The Lane Report / Greg Paeth / January 8, 2021
It’s a pretty good bet that 2021 will prove to be an extraordinary year for the tightly intertwined logistics and transportation industries in Northern Kentucky. That’s saying quite a bit in the wake of 2020, which will be cemented in our memories as the year that COVID-19 wreaked havoc on just about every aspect of our lives. Consider three vitally important stories that are expected to unfold this year:
• Amazon, the million-ton gorilla of online retailing, is expected to open the first phase of its $1.5 billion air hub and distribution center in Northern Kentucky sometime before the 2021 holiday season. The company said it will create some 2,000 jobs once the entire facility is up and running on property owned by the Cincinnati/Northern Kentucky International Airport (CVG), where Amazon is expected to handle 64 flights every day.
• Repairs have been made to the Brent Spence Bridge, which was damaged in November by a fiery tractor-trailer collision. The bridge carries 160,000 cars per day – and it was designed to carry just 80,000. It is also one of the busiest trucking routes in the United States, with freight equaling 3% of the nation’s gross domestic product crossing the bridge each year. Northern Kentucky officials have long been advocating for funding to upgrade the bridge, which originally opened in 1963. Officials hope the crash and shutdown, which lasted nearly six weeks, will shine the light once again on the need to upgrade the critically important north-south truck route – one of the reasons why Kentucky has established itself as a logistics mecca for the country.
• For the first time in 20 years, the Transit Authority of Northern Kentucky – the TANK bus system – will introduce what it calls a substantial “redesign” of its services as it eliminates six routes and begins to concentrate its efforts in high-population areas along existing routes. The move is designed to counter a decline in ridership in the region and elsewhere in the country that has been caused, in part, by low gas prices.
As the potential impact of these topics indicates, 2021 may present an unsettling blend of good news and bad for everyone who’s immersed in logistics and transportation in the Cincinnati/Northern Kentucky metropolitan region, where it’s estimated that more than 106,000 people work in those broadly defined categories. Of those, some 30,000 workers make their homes in Boone, Campbell and Kenton counties, according to Northern Kentucky Tri-County Economic Development Corp. (Tri-ED), which focuses on economic development in three counties that have a combined population of about 385,000.
In her job as the CEO of CVG, Candace McGraw had a free front-row seat for the complete spectrum of pandemic-related news.
At one level, the airport and most of its employees managed to avoid skyrocketing infection rates that crippled some businesses, said McGraw, who oversees an institution that is said to have an annual economic impact of $6.8 billion and 14,500 “badged employees” who work for the airport or other companies located on airport property.

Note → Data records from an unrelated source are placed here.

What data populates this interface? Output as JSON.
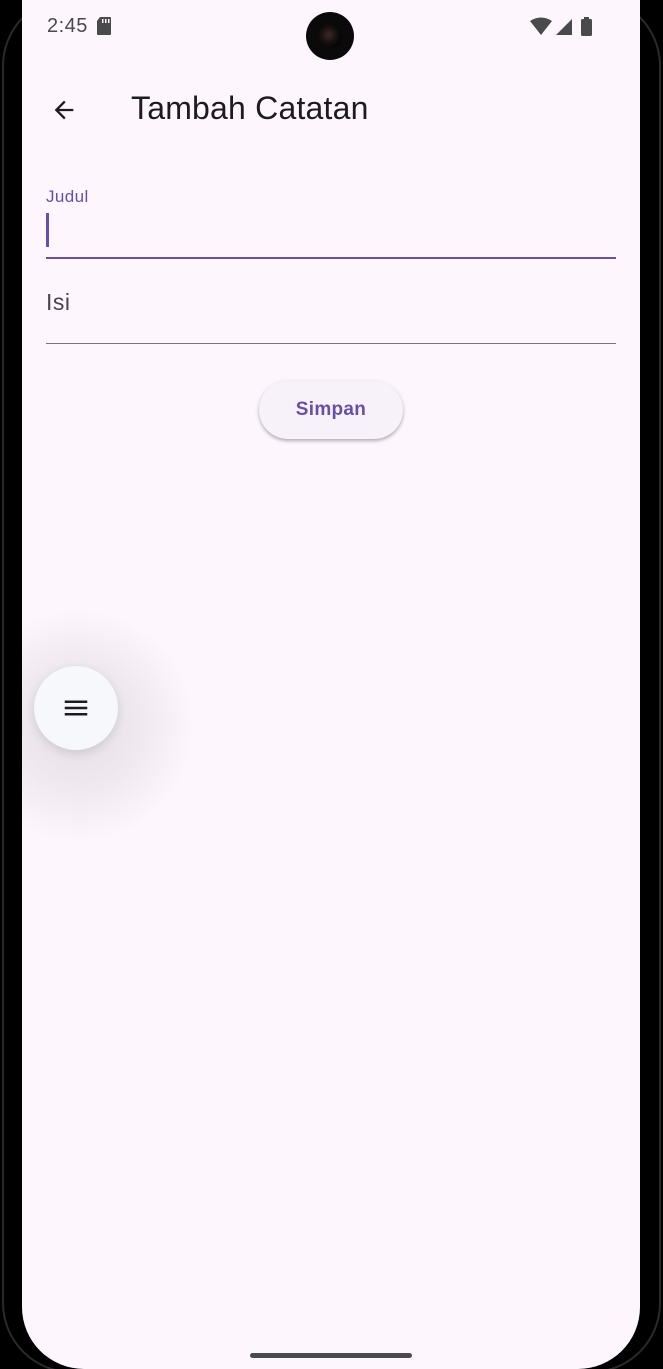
{
  "status_bar": {
    "time": "2:45",
    "icons": [
      "sd-card-icon",
      "wifi-icon",
      "cellular-signal-icon",
      "battery-icon"
    ]
  },
  "app_bar": {
    "back_icon": "arrow-back-icon",
    "title": "Tambah Catatan"
  },
  "form": {
    "judul": {
      "label": "Judul",
      "value": ""
    },
    "isi": {
      "placeholder": "Isi",
      "value": ""
    },
    "submit_label": "Simpan"
  },
  "fab": {
    "icon": "menu-icon"
  },
  "colors": {
    "primary": "#6750a4",
    "background": "#fdf7fd",
    "on_surface": "#1d1b20",
    "button_surface": "#f7f2fa"
  }
}
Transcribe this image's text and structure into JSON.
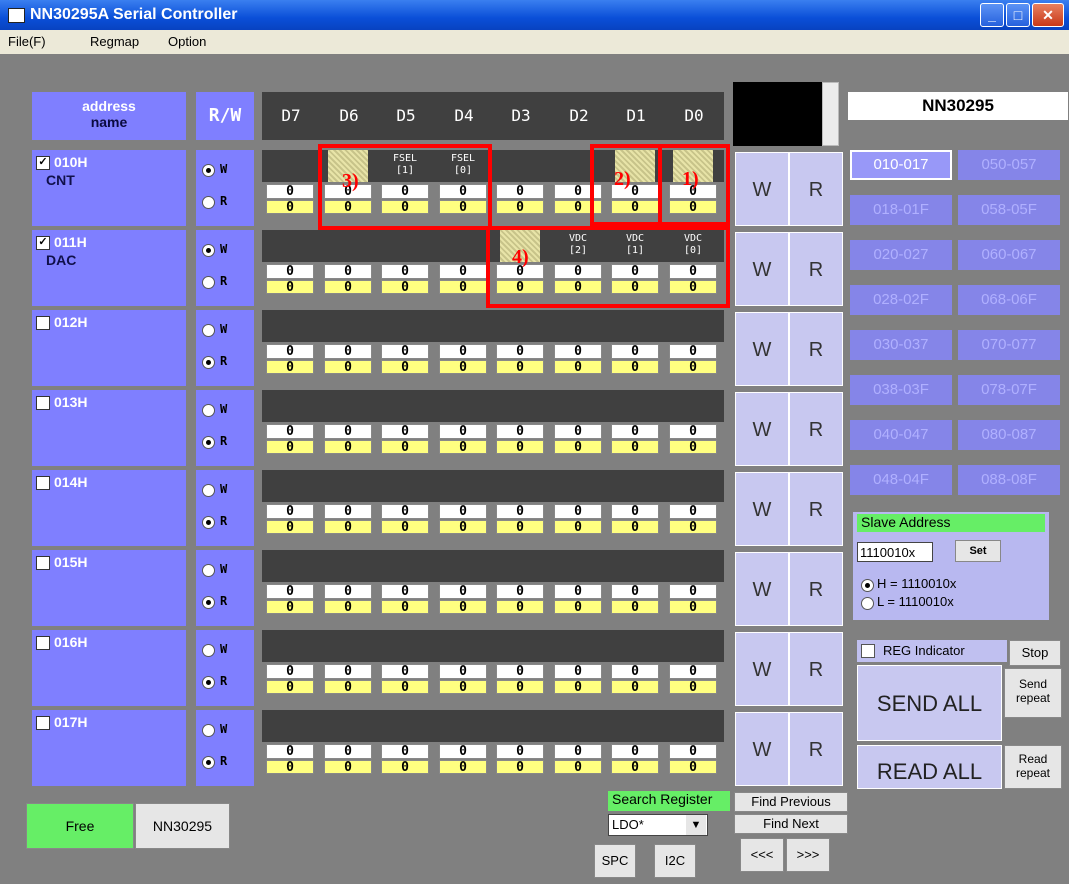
{
  "window": {
    "title": "NN30295A Serial Controller"
  },
  "menu": [
    "File(F)",
    "Regmap",
    "Option"
  ],
  "header": {
    "name_l1": "address",
    "name_l2": "name",
    "rw": "R/W",
    "bits": [
      "D7",
      "D6",
      "D5",
      "D4",
      "D3",
      "D2",
      "D1",
      "D0"
    ]
  },
  "chip_name": "NN30295",
  "registers": [
    {
      "checked": true,
      "addr": "010H",
      "name": "CNT",
      "mode": "W",
      "labels": [
        "",
        "",
        "FSEL\n[1]",
        "FSEL\n[0]",
        "",
        "",
        "",
        ""
      ],
      "write": [
        "0",
        "0",
        "0",
        "0",
        "0",
        "0",
        "0",
        "0"
      ],
      "read": [
        "0",
        "0",
        "0",
        "0",
        "0",
        "0",
        "0",
        "0"
      ]
    },
    {
      "checked": true,
      "addr": "011H",
      "name": "DAC",
      "mode": "W",
      "labels": [
        "",
        "",
        "",
        "",
        "",
        "VDC\n[2]",
        "VDC\n[1]",
        "VDC\n[0]"
      ],
      "write": [
        "0",
        "0",
        "0",
        "0",
        "0",
        "0",
        "0",
        "0"
      ],
      "read": [
        "0",
        "0",
        "0",
        "0",
        "0",
        "0",
        "0",
        "0"
      ]
    },
    {
      "checked": false,
      "addr": "012H",
      "name": "",
      "mode": "R",
      "labels": [
        "",
        "",
        "",
        "",
        "",
        "",
        "",
        ""
      ],
      "write": [
        "0",
        "0",
        "0",
        "0",
        "0",
        "0",
        "0",
        "0"
      ],
      "read": [
        "0",
        "0",
        "0",
        "0",
        "0",
        "0",
        "0",
        "0"
      ]
    },
    {
      "checked": false,
      "addr": "013H",
      "name": "",
      "mode": "R",
      "labels": [
        "",
        "",
        "",
        "",
        "",
        "",
        "",
        ""
      ],
      "write": [
        "0",
        "0",
        "0",
        "0",
        "0",
        "0",
        "0",
        "0"
      ],
      "read": [
        "0",
        "0",
        "0",
        "0",
        "0",
        "0",
        "0",
        "0"
      ]
    },
    {
      "checked": false,
      "addr": "014H",
      "name": "",
      "mode": "R",
      "labels": [
        "",
        "",
        "",
        "",
        "",
        "",
        "",
        ""
      ],
      "write": [
        "0",
        "0",
        "0",
        "0",
        "0",
        "0",
        "0",
        "0"
      ],
      "read": [
        "0",
        "0",
        "0",
        "0",
        "0",
        "0",
        "0",
        "0"
      ]
    },
    {
      "checked": false,
      "addr": "015H",
      "name": "",
      "mode": "R",
      "labels": [
        "",
        "",
        "",
        "",
        "",
        "",
        "",
        ""
      ],
      "write": [
        "0",
        "0",
        "0",
        "0",
        "0",
        "0",
        "0",
        "0"
      ],
      "read": [
        "0",
        "0",
        "0",
        "0",
        "0",
        "0",
        "0",
        "0"
      ]
    },
    {
      "checked": false,
      "addr": "016H",
      "name": "",
      "mode": "R",
      "labels": [
        "",
        "",
        "",
        "",
        "",
        "",
        "",
        ""
      ],
      "write": [
        "0",
        "0",
        "0",
        "0",
        "0",
        "0",
        "0",
        "0"
      ],
      "read": [
        "0",
        "0",
        "0",
        "0",
        "0",
        "0",
        "0",
        "0"
      ]
    },
    {
      "checked": false,
      "addr": "017H",
      "name": "",
      "mode": "R",
      "labels": [
        "",
        "",
        "",
        "",
        "",
        "",
        "",
        ""
      ],
      "write": [
        "0",
        "0",
        "0",
        "0",
        "0",
        "0",
        "0",
        "0"
      ],
      "read": [
        "0",
        "0",
        "0",
        "0",
        "0",
        "0",
        "0",
        "0"
      ]
    }
  ],
  "rw_labels": {
    "w": "W",
    "r": "R"
  },
  "row_buttons": {
    "write": "W",
    "read": "R"
  },
  "ranges": [
    "010-017",
    "050-057",
    "018-01F",
    "058-05F",
    "020-027",
    "060-067",
    "028-02F",
    "068-06F",
    "030-037",
    "070-077",
    "038-03F",
    "078-07F",
    "040-047",
    "080-087",
    "048-04F",
    "088-08F"
  ],
  "selected_range": "010-017",
  "slave": {
    "title": "Slave Address",
    "value": "1110010x",
    "set": "Set",
    "h": "H = 1110010x",
    "l": "L = 1110010x"
  },
  "reg_indicator": "REG Indicator",
  "stop": "Stop",
  "send_all": "SEND ALL",
  "send_repeat": "Send\nrepeat",
  "read_all": "READ ALL",
  "read_repeat": "Read\nrepeat",
  "free": "Free",
  "chip_btn": "NN30295",
  "search": {
    "label": "Search Register",
    "value": "LDO*"
  },
  "find_prev": "Find Previous",
  "find_next": "Find Next",
  "spc": "SPC",
  "i2c": "I2C",
  "nav_prev": "<<<",
  "nav_next": ">>>",
  "annotations": [
    "1)",
    "2)",
    "3)",
    "4)"
  ],
  "colors": {
    "panel": "#7f7fff",
    "accent_red": "#ff0000",
    "read_row": "#ffff80",
    "free_btn": "#66ee66"
  }
}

Despite becoming only the third airport in the country to receive a COVID-related “Airport Health Accreditation” from an international trade association in mid-September, passengers stayed away and numbers declined dramatically throughout 2020.
“With the pandemic, our passenger levels are down, of course, but compared with all airports throughout the country, we’re tracking – thankfully – slightly above the national level for airports our size. So we will likely finish this year with about 35% of the passengers we had in 2019, and that’s faring better than some of my airport colleagues,” McGraw said.
For 2019, the airport reported 9.1 million passengers.
As the COVID-19 crisis worsened late in the year, McGraw made it clear that CVG and the airline industry don’t expect an immediate bounce back. For 2021, passenger levels are projected at 50% of the 2019 total, McGraw said.
“For 2021, our budget is projecting that we’ll be at about 50% of the 2019 passenger levels,” said McGraw, who noted that airfares now rank 92nd in the country with an average of $215, according to the U.S. Department of Transportation.
She also said that because of COVID-19, “cargo is booming.”
“Throughout the pandemic, cargo is operating at (Christmas) holiday volumes and continues to do so,” said McGraw. In mid-November, she said, shipments were up 13.5% over last year, which had been a record year for the seventh-largest cargo airport in the country. “Cargo continues to be the bright spot. E-commerce has been accelerated by this pandemic.”